▸ Exercise instructions:
Every picture should be left out, but the lines below must be repeated exactly.

▸ Information provided:
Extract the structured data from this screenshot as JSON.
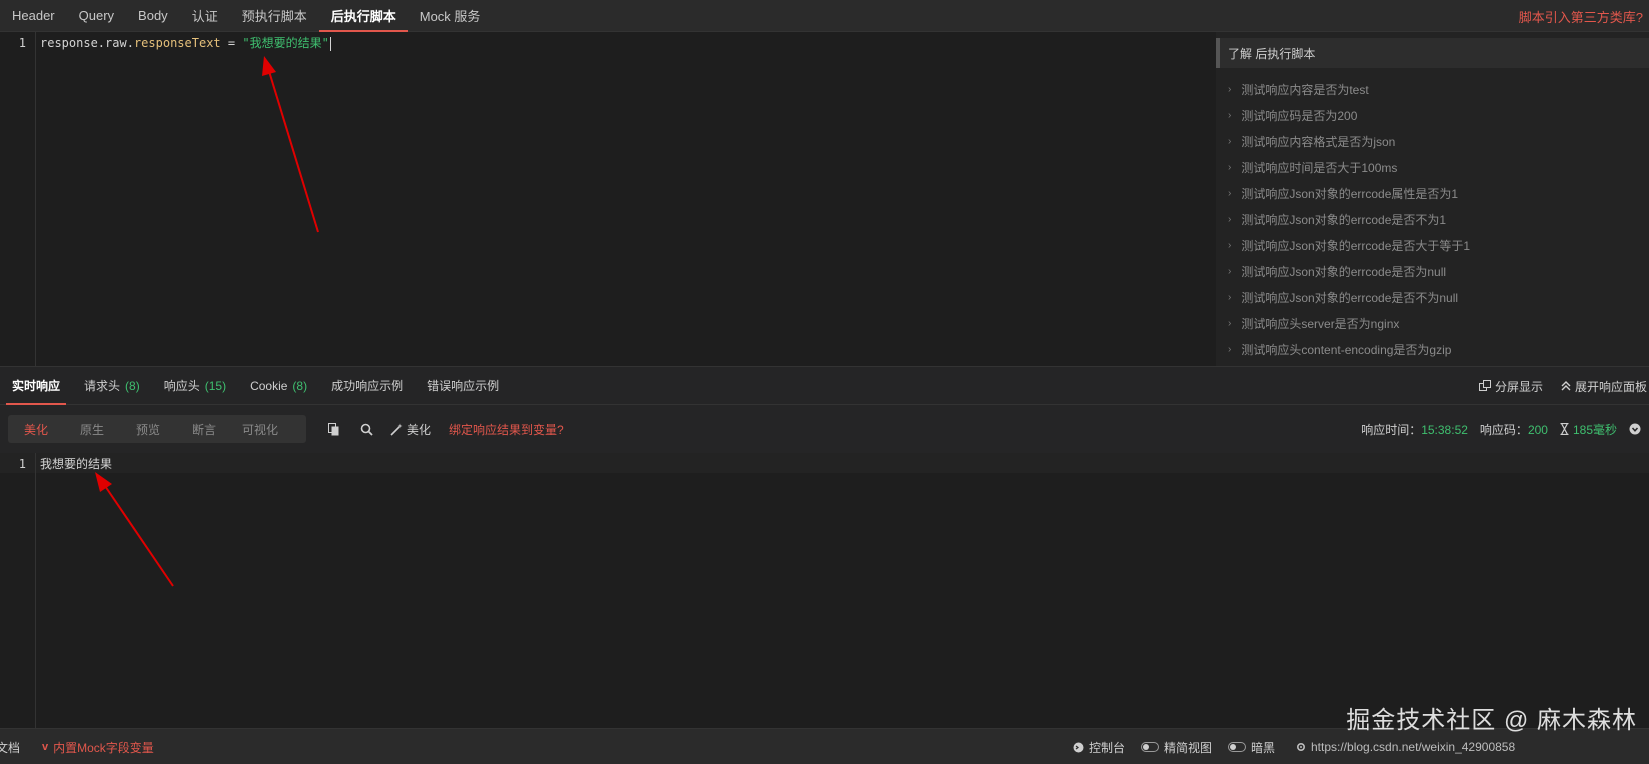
{
  "top_tabs": [
    "Header",
    "Query",
    "Body",
    "认证",
    "预执行脚本",
    "后执行脚本",
    "Mock 服务"
  ],
  "top_right_link": "脚本引入第三方类库?",
  "editor": {
    "line_number": "1",
    "code": {
      "obj": "response",
      "dot1": ".",
      "raw": "raw",
      "dot2": ".",
      "prop": "responseText",
      "op": " = ",
      "str": "\"我想要的结果\""
    }
  },
  "snippets": {
    "header": "了解 后执行脚本",
    "items": [
      "测试响应内容是否为test",
      "测试响应码是否为200",
      "测试响应内容格式是否为json",
      "测试响应时间是否大于100ms",
      "测试响应Json对象的errcode属性是否为1",
      "测试响应Json对象的errcode是否不为1",
      "测试响应Json对象的errcode是否大于等于1",
      "测试响应Json对象的errcode是否为null",
      "测试响应Json对象的errcode是否不为null",
      "测试响应头server是否为nginx",
      "测试响应头content-encoding是否为gzip"
    ]
  },
  "response_tabs": {
    "realtime": "实时响应",
    "req_headers": "请求头",
    "req_headers_count": "(8)",
    "resp_headers": "响应头",
    "resp_headers_count": "(15)",
    "cookie": "Cookie",
    "cookie_count": "(8)",
    "success_example": "成功响应示例",
    "error_example": "错误响应示例",
    "split_view": "分屏显示",
    "expand_panel": "展开响应面板"
  },
  "toolbar": {
    "modes": [
      "美化",
      "原生",
      "预览",
      "断言",
      "可视化"
    ],
    "beautify": "美化",
    "bind_var": "绑定响应结果到变量?",
    "time_label": "响应时间：",
    "time_value": "15:38:52",
    "code_label": "响应码：",
    "code_value": "200",
    "duration": "185毫秒"
  },
  "response_body": {
    "line_number": "1",
    "text": "我想要的结果"
  },
  "statusbar": {
    "doc": "文档",
    "mock_vars": "内置Mock字段变量",
    "console": "控制台",
    "compact": "精简视图",
    "dark": "暗黑",
    "url_partial": "https://blog.csdn.net/weixin_42900858"
  },
  "watermark": "掘金技术社区 @ 麻木森林",
  "colors": {
    "accent": "#e2574c",
    "green": "#3fbf6f",
    "editor_bg": "#1e1e1e",
    "panel_bg": "#252526"
  }
}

▸ Result of the task:
Extract the structured data from this screenshot as JSON.
{
  "top_tabs": [
    "Header",
    "Query",
    "Body",
    "认证",
    "预执行脚本",
    "后执行脚本",
    "Mock 服务"
  ],
  "top_right_link": "脚本引入第三方类库?",
  "editor": {
    "line_number": "1",
    "code": {
      "obj": "response",
      "dot1": ".",
      "raw": "raw",
      "dot2": ".",
      "prop": "responseText",
      "op": " = ",
      "str": "\"我想要的结果\""
    }
  },
  "snippets": {
    "header": "了解 后执行脚本",
    "items": [
      "测试响应内容是否为test",
      "测试响应码是否为200",
      "测试响应内容格式是否为json",
      "测试响应时间是否大于100ms",
      "测试响应Json对象的errcode属性是否为1",
      "测试响应Json对象的errcode是否不为1",
      "测试响应Json对象的errcode是否大于等于1",
      "测试响应Json对象的errcode是否为null",
      "测试响应Json对象的errcode是否不为null",
      "测试响应头server是否为nginx",
      "测试响应头content-encoding是否为gzip"
    ]
  },
  "response_tabs": {
    "realtime": "实时响应",
    "req_headers": "请求头",
    "req_headers_count": "(8)",
    "resp_headers": "响应头",
    "resp_headers_count": "(15)",
    "cookie": "Cookie",
    "cookie_count": "(8)",
    "success_example": "成功响应示例",
    "error_example": "错误响应示例",
    "split_view": "分屏显示",
    "expand_panel": "展开响应面板"
  },
  "toolbar": {
    "modes": [
      "美化",
      "原生",
      "预览",
      "断言",
      "可视化"
    ],
    "beautify": "美化",
    "bind_var": "绑定响应结果到变量?",
    "time_label": "响应时间：",
    "time_value": "15:38:52",
    "code_label": "响应码：",
    "code_value": "200",
    "duration": "185毫秒"
  },
  "response_body": {
    "line_number": "1",
    "text": "我想要的结果"
  },
  "statusbar": {
    "doc": "文档",
    "mock_vars": "内置Mock字段变量",
    "console": "控制台",
    "compact": "精简视图",
    "dark": "暗黑",
    "url_partial": "https://blog.csdn.net/weixin_42900858"
  },
  "watermark": "掘金技术社区 @ 麻木森林",
  "colors": {
    "accent": "#e2574c",
    "green": "#3fbf6f",
    "editor_bg": "#1e1e1e",
    "panel_bg": "#252526"
  }
}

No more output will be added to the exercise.